Where to go from this?
The articles published in this Research Topic address several topics of the Human Dimension of animal translocations in various countries. They show the diversity of approaches and tools available to address Human Dimension issues, and their application to specific cases. Collectively, they demonstrate how human dimensions are crucial to evaluate feasibility of a project and the likelihood of success after implementation. We hope the collection shows the significance of Human Dimensions for Translocation and fosters interest for further study and to incorporate these considerations into all phases of translocation projects. We see this publication as a starting point to foster more discussion, research or inclusion of these themes in animal translocations.
All authors listed have made a substantial, direct, and intellectual contribution to the work and approved it for publication.
Conflict of interest
The authors declare that the research was conducted in the absence of any commercial or financial relationships that could be construed as a potential conflict of interest.
All claims expressed in this article are solely those of the authors and do not necessarily represent those of their affiliated organizations, or those of the publisher, the editors and the reviewers. Any product that may be evaluated in this article, or claim that may be made by its manufacturer, is not guaranteed or endorsed by the publisher.
Keywords: human-wildlife interactions, conservation network, project planning, community engagement, exit strategies
Citation: Consorte-McCrea A and Ruiz-Miranda CR (2023) Editorial: Human dimensions of animal translocations. Front. Conserv. Sci. 4:1183968. doi: 10.3389/fcosc.2023.1183968
Received: 10 March 2023; Accepted: 30 March 2023;

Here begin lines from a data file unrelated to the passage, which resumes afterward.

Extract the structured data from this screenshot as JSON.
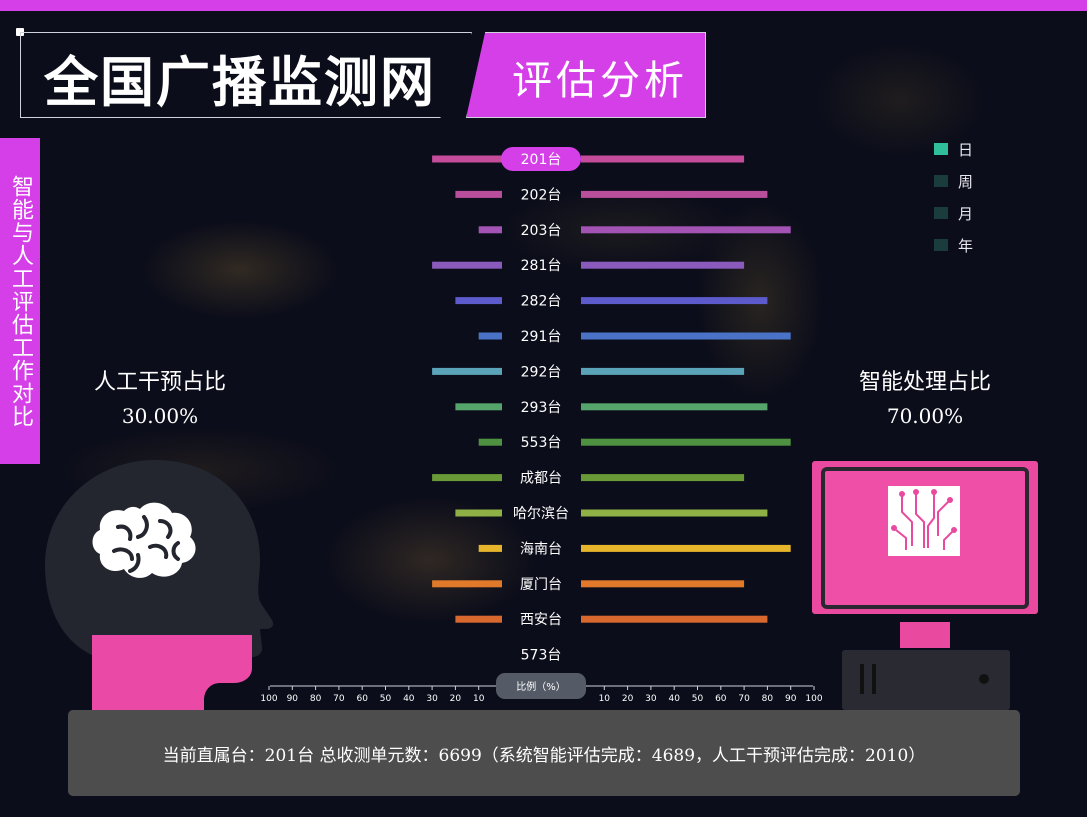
{
  "header": {
    "title": "全国广播监测网",
    "subtitle": "评估分析"
  },
  "sidebar": {
    "tab_label": "智能与人工评估工作对比"
  },
  "left_panel": {
    "label": "人工干预占比",
    "value": "30.00%"
  },
  "right_panel": {
    "label": "智能处理占比",
    "value": "70.00%"
  },
  "legend": {
    "items": [
      {
        "label": "日",
        "color": "#2fbf9b"
      },
      {
        "label": "周",
        "color": "#1a3c3c"
      },
      {
        "label": "月",
        "color": "#1a3c3c"
      },
      {
        "label": "年",
        "color": "#1a3c3c"
      }
    ]
  },
  "chart_data": {
    "type": "bar",
    "orientation": "horizontal-butterfly",
    "axis_label": "比例（%）",
    "axis_ticks": [
      100,
      90,
      80,
      70,
      60,
      50,
      40,
      30,
      20,
      10
    ],
    "xlim": [
      0,
      100
    ],
    "selected_category": "201台",
    "categories": [
      "201台",
      "202台",
      "203台",
      "281台",
      "282台",
      "291台",
      "292台",
      "293台",
      "553台",
      "成都台",
      "哈尔滨台",
      "海南台",
      "厦门台",
      "西安台",
      "573台"
    ],
    "series": [
      {
        "side": "left",
        "values": [
          30,
          20,
          10,
          30,
          20,
          10,
          30,
          20,
          10,
          30,
          20,
          10,
          30,
          20,
          0
        ]
      },
      {
        "side": "right",
        "values": [
          70,
          80,
          90,
          70,
          80,
          90,
          70,
          80,
          90,
          70,
          80,
          90,
          70,
          80,
          0
        ]
      }
    ],
    "colors": [
      "#c44c9a",
      "#b84e9c",
      "#a353b3",
      "#8a5bbd",
      "#5d5bcb",
      "#4a73c8",
      "#5aa3b8",
      "#55a46b",
      "#4e9140",
      "#6a9a37",
      "#8fb044",
      "#e6b52b",
      "#e07a2a",
      "#d9682f",
      "#888888"
    ]
  },
  "footer": {
    "text": "当前直属台：201台   总收测单元数：6699（系统智能评估完成：4689，人工干预评估完成：2010）"
  }
}
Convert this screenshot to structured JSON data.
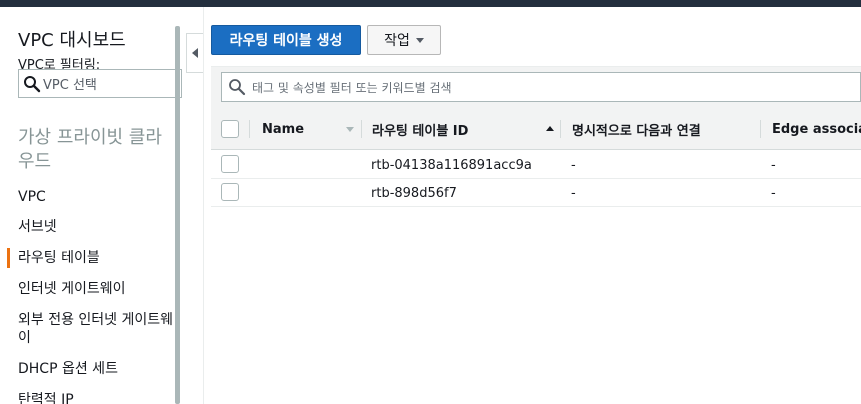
{
  "sidebar": {
    "title": "VPC 대시보드",
    "filter_label": "VPC로 필터링:",
    "select_placeholder": "VPC 선택",
    "section_title": "가상 프라이빗 클라우드",
    "items": [
      {
        "label": "VPC",
        "active": false
      },
      {
        "label": "서브넷",
        "active": false
      },
      {
        "label": "라우팅 테이블",
        "active": true
      },
      {
        "label": "인터넷 게이트웨이",
        "active": false
      },
      {
        "label": "외부 전용 인터넷 게이트웨이",
        "active": false
      },
      {
        "label": "DHCP 옵션 세트",
        "active": false
      },
      {
        "label": "탄력적 IP",
        "active": false
      }
    ]
  },
  "toolbar": {
    "create_label": "라우팅 테이블 생성",
    "actions_label": "작업"
  },
  "search": {
    "placeholder": "태그 및 속성별 필터 또는 키워드별 검색"
  },
  "table": {
    "columns": [
      "Name",
      "라우팅 테이블 ID",
      "명시적으로 다음과 연결",
      "Edge associa"
    ],
    "rows": [
      {
        "name": "",
        "id": "rtb-04138a116891acc9a",
        "explicit": "-",
        "edge": "-"
      },
      {
        "name": "",
        "id": "rtb-898d56f7",
        "explicit": "-",
        "edge": "-"
      }
    ]
  },
  "colors": {
    "primary": "#1b6ec2",
    "active_marker": "#ec7211",
    "topbar": "#232f3e"
  }
}
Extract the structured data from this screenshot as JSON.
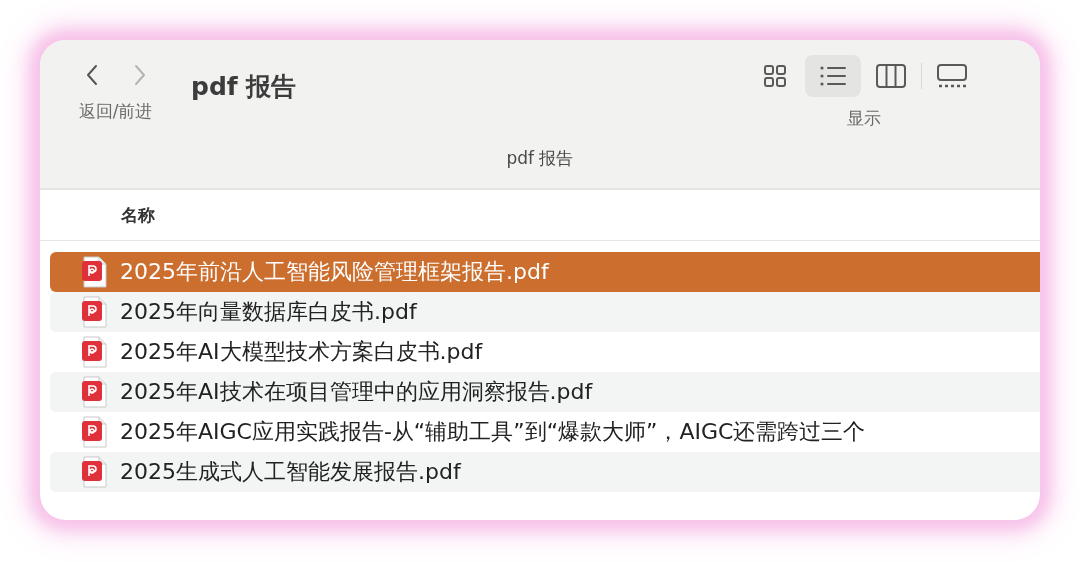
{
  "toolbar": {
    "back": {
      "disabled": false
    },
    "forward": {
      "disabled": true
    },
    "nav_label": "返回/前进",
    "title": "pdf 报告",
    "views": [
      {
        "kind": "icons",
        "selected": false
      },
      {
        "kind": "list",
        "selected": true
      },
      {
        "kind": "columns",
        "selected": false
      },
      {
        "kind": "gallery",
        "selected": false
      }
    ],
    "views_label": "显示"
  },
  "path_bar": "pdf 报告",
  "table": {
    "columns": [
      "名称"
    ],
    "rows": [
      {
        "name": "2025年前沿人工智能风险管理框架报告.pdf",
        "selected": true
      },
      {
        "name": "2025年向量数据库白皮书.pdf",
        "selected": false
      },
      {
        "name": "2025年AI大模型技术方案白皮书.pdf",
        "selected": false
      },
      {
        "name": "2025年AI技术在项目管理中的应用洞察报告.pdf",
        "selected": false
      },
      {
        "name": "2025年AIGC应用实践报告-从“辅助工具”到“爆款大师”，AIGC还需跨过三个",
        "selected": false
      },
      {
        "name": "2025生成式人工智能发展报告.pdf",
        "selected": false
      }
    ]
  }
}
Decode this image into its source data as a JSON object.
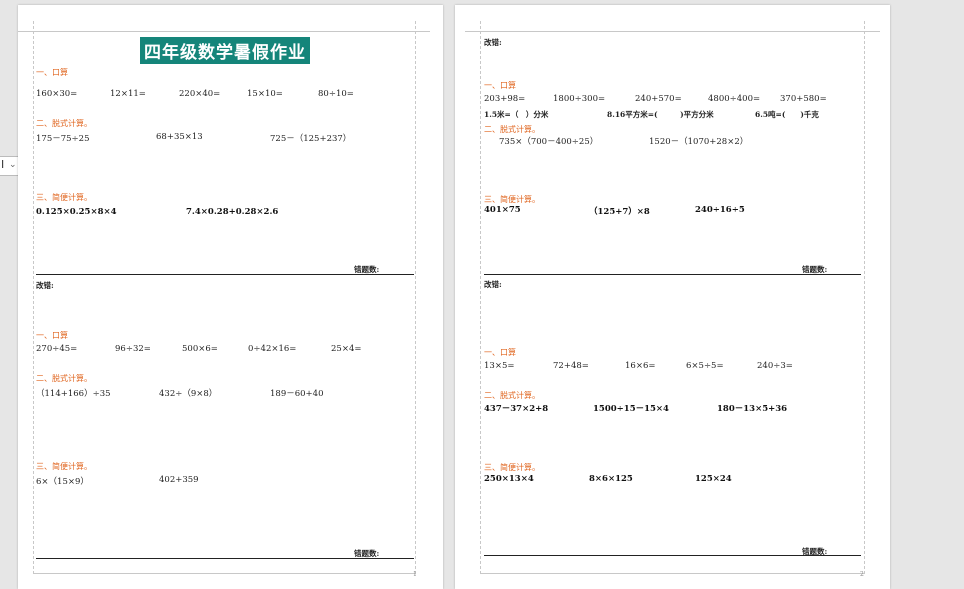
{
  "page1": {
    "title": "四年级数学暑假作业",
    "s1_label": "一、口算",
    "s1_items": [
      "160×30=",
      "12×11=",
      "220×40=",
      "15×10=",
      "80÷10="
    ],
    "s2_label": "二、脱式计算。",
    "s2_items": [
      "175－75÷25",
      "68+35×13",
      "725－（125+237）"
    ],
    "s3_label": "三、简便计算。",
    "s3_items": [
      "0.125×0.25×8×4",
      "7.4×0.28+0.28×2.6"
    ],
    "score1": "错题数:",
    "correct": "改错:",
    "s4_label": "一、口算",
    "s4_items": [
      "270÷45=",
      "96÷32=",
      "500×6=",
      "0÷42×16=",
      "25×4="
    ],
    "s5_label": "二、脱式计算。",
    "s5_items": [
      "（114+166）÷35",
      "432÷（9×8）",
      "189－60+40"
    ],
    "s6_label": "三、简便计算。",
    "s6_items": [
      "6×（15×9）",
      "402+359"
    ],
    "score2": "错题数:",
    "page_num": "1"
  },
  "page2": {
    "correct1": "改错:",
    "s1_label": "一、口算",
    "s1_items": [
      "203+98=",
      "1800÷300=",
      "240+570=",
      "4800÷400=",
      "370+580="
    ],
    "units": [
      "1.5米=（　）分米",
      "8.16平方米=(　　　)平方分米",
      "6.5吨=(　　)千克"
    ],
    "s2_label": "二、脱式计算。",
    "s2_items": [
      "735×（700－400÷25）",
      "1520－（1070+28×2）"
    ],
    "s3_label": "三、简便计算。",
    "s3_items": [
      "401×75",
      "（125+7）×8",
      "240÷16÷5"
    ],
    "score1": "错题数:",
    "correct2": "改错:",
    "s4_label": "一、口算",
    "s4_items": [
      "13×5=",
      "72+48=",
      "16×6=",
      "6×5÷5=",
      "240÷3="
    ],
    "s5_label": "二、脱式计算。",
    "s5_items": [
      "437－37×2+8",
      "1500÷15－15×4",
      "180－13×5+36"
    ],
    "s6_label": "三、简便计算。",
    "s6_items": [
      "250×13×4",
      "8×6×125",
      "125×24"
    ],
    "score2": "错题数:",
    "page_num": "2"
  }
}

Published: 25 April 2023.
Edited and Reviewed by:Ronald R. Swaisgood, San Diego Zoo Wildlife Alliance, United States
Copyright © 2023 Consorte-McCrea and Ruiz-Miranda. This is an open-access article distributed under the terms of the Creative Commons Attribution License (CC BY). The use, distribution or reproduction in other forums is permitted, provided the original author(s) and the copyright owner(s) are credited and that the original publication in this journal is cited, in accordance with accepted academic practice. No use, distribution or reproduction is permitted which does not comply with these terms.
*Correspondence: Carlos R. Ruiz-Miranda, firstname.lastname@example.org